Written evidence submitted by Aiden Associates Limited
To what extent do Government measures protect viable jobs in the future and reduce the risk of long-term unemployment?
Whilst unprecedented sums have been made available via grants and loans I will focus on those individuals and groups who for various reasons – policy, a date, a profit level, - have been unable to access most forms of support. The risk of long-term unemployment levels is exacerbated by the (at the time of writing) ongoing refusal of support to small limited company directors. This group totals about 2 million individuals, far and away the biggest group of those who have been excluded. Very many of these are taking on personal debt to stay afloat, cashing in pensions and selling assets, including their homes. If the business owners can’t keep going then many of the currently furloughed staff will have no job to go back to. The total employed by this group is 7.6 million (reflecting the fact that they are small businesses) and it is very fair to forecast that millions of these will have no business to go back to if there is no reversal of the Chancellor’s policy to deny the owners parity of support.
To what extent are Government measures value for money for the taxpayer?
The monies disbursed have undoubtedly helped many businesses and individuals stay in business. We have seen that the low hurdle rate for accessing some support has, perhaps sadly inevitably, led to wide-spread fraud (BBLs and furlough especially) and vast sums given to businesses that did not need it. A small proportion of which has now been returned. Contrast this with the hurdles that small limited company directors have had put in front of them as part of the ‘reasons’ for non-support and you will understand that this non-support feels like policy not admin difficulties. At a time when the Country will need all its entrepreneurs fit and firing to help the recovery, deciding to consign such a large proportion of the small business sector to closure feels like a huge economic own goal to most commentators.
How effective is the Government support to businesses and individuals across different regions and sectors? Does the effectiveness of the Government support vary across different regions?
Whilst there has been no Central Government support for small limited company directors there has been a small amount disbursed from local authority grants. I am aware of a small number that have been granted, although the vast majority of the applications have been refused owing to not having a formal business premises.

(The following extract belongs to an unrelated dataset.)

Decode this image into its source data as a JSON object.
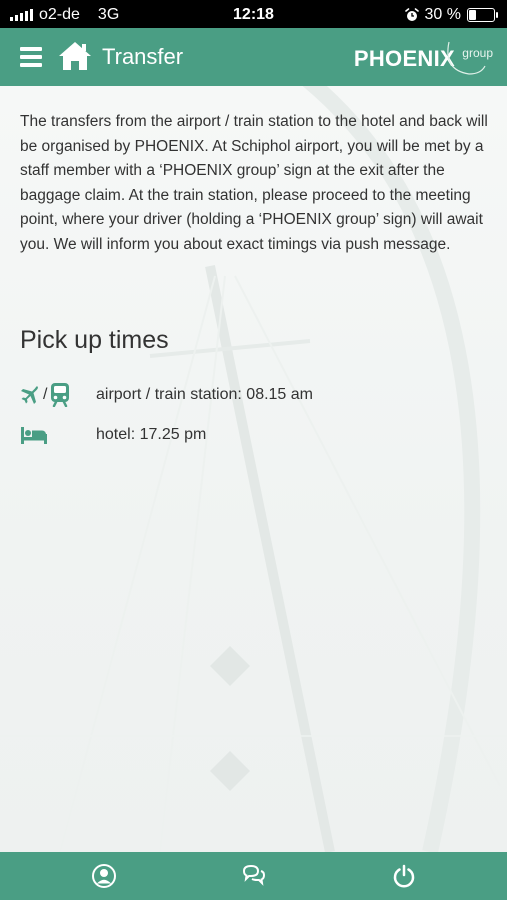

If you work from home or deliver your services on a clients site you have almost no chance of being awarded a grant.
What lessons can be learnt from the different approaches undertaken by the nations in the UK to combatting the coronavirus?

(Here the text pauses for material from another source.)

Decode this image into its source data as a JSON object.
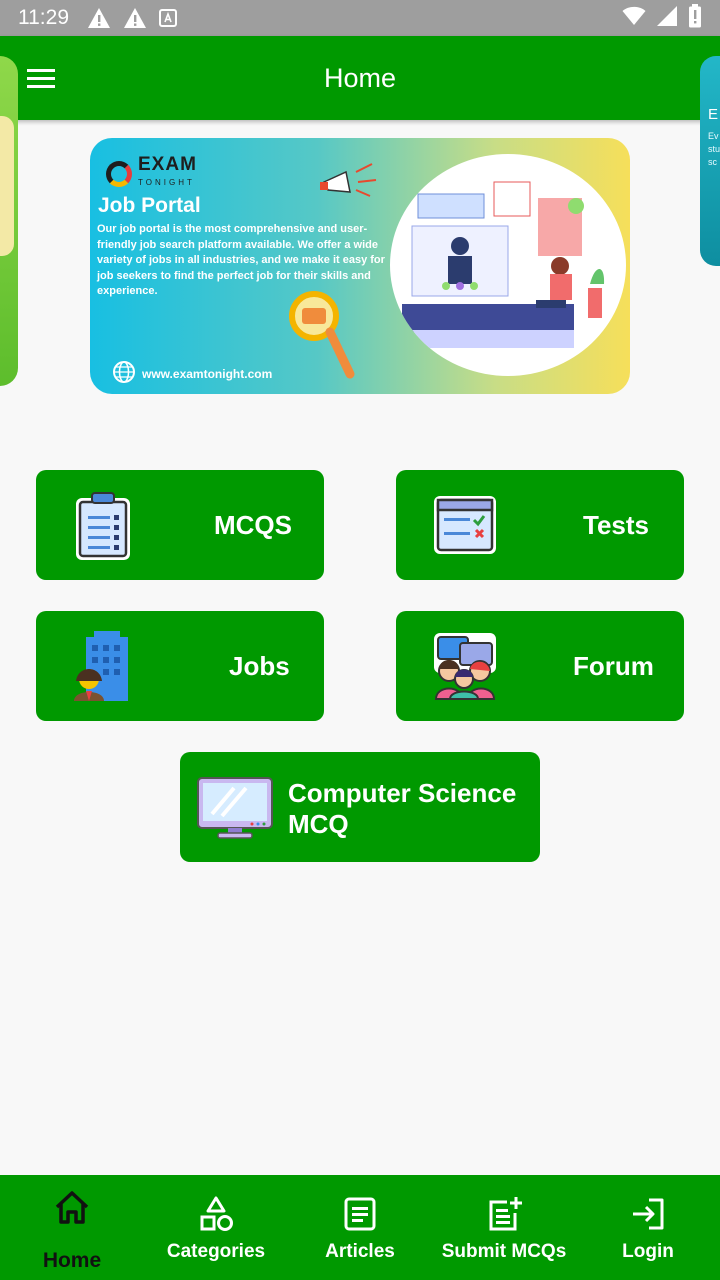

The cross-party support for the plight of small limited companies is represented by the APPG Gaps in Support being the largest such body ever constituted. The Northern Ireland Assembly has just made a fund available specifically to help the small limited company directors excluded from support by the Chancellor. The recognise that this is just a fraction of the amount needed to deliver parity of support, but it is reflective of the widespread incomprehension across the UK why, especially now, the Chancellor has decided to ‘take out’ this huge part of the small business cog of the economy.
What impact will a second lockdown have on the economy? How should the Government best support the economy if intermittent lockdowns become a feature over the next year?
What changes to the economy are now permanent?
• What difference will the discovery of a vaccine and/or treatment make?
• Will behavioural changes such as working from home necessitate structural changes, whether or not a vaccine is discovered?
How large a problem is corporate indebtedness? How effectively did the financial sector give assistance to businesses?
• Is there a need for a new state sponsored investment bank? If so, what should it do?
From a personal perspective I can advise that I am writing off 2021. As well as having no non-debt support options from the Government for 10 months I am a shielder. My latest instruction to stay at home (which means I can’t earn any money) clearly incorporates a warning that the vaccine is not a ‘get out of the house’ event for me. So, even Government advice is not indicating any relaxation of the situation where I don’t get financial support whilst being told, sorry ‘advised’, to stay at home. And there is no end in sight.
As noted above, with there being no parity of support for small company limited directors. Many are racking up huge personal debts in order to keep their business open so their employees (7.6 million) can get furlough. Without any grant support such as that made available to the self-employed via the SEISS many businesses that survive in the short term will, in reality, be carrying an unsustainable level of debt which will, in slow motion, kill them anyway.
What improvements can be made to institutions to ensure that responses to crises like these are more robust in the future and policy makers have the data they need? What further analysis should the Government do and make transparent?
Should parity of support not be coming for small limited company directors the Governemnbt should review the wreckage of this ‘engine of the economy’, the mass unemployment and determine that, next time, protecting the ambitious and entrepreneurial should be something other than viewing them as collateral damage. A generation of hopes and dreams and massive hard-work are being casually discarded. Where do they think the innovations and job-creation comes from?
What are the consequences of high national debt? What should the new fiscal rules be?
The Spending Review was originally due in the Autumn 2019 but has now been postponed for more than a year. How robust is it in times of crisis?
How effectively did the Government work with the Bank of England? Was fiscal and monetary policy well-co-ordinated? Do there need to be changes to the monetary and fiscal framework?
What are the productivity challenges in the wake of the coronavirus crisis?
• How has the crisis impacted on innovation and technological development? What problems could technology solve and what problems will it cause?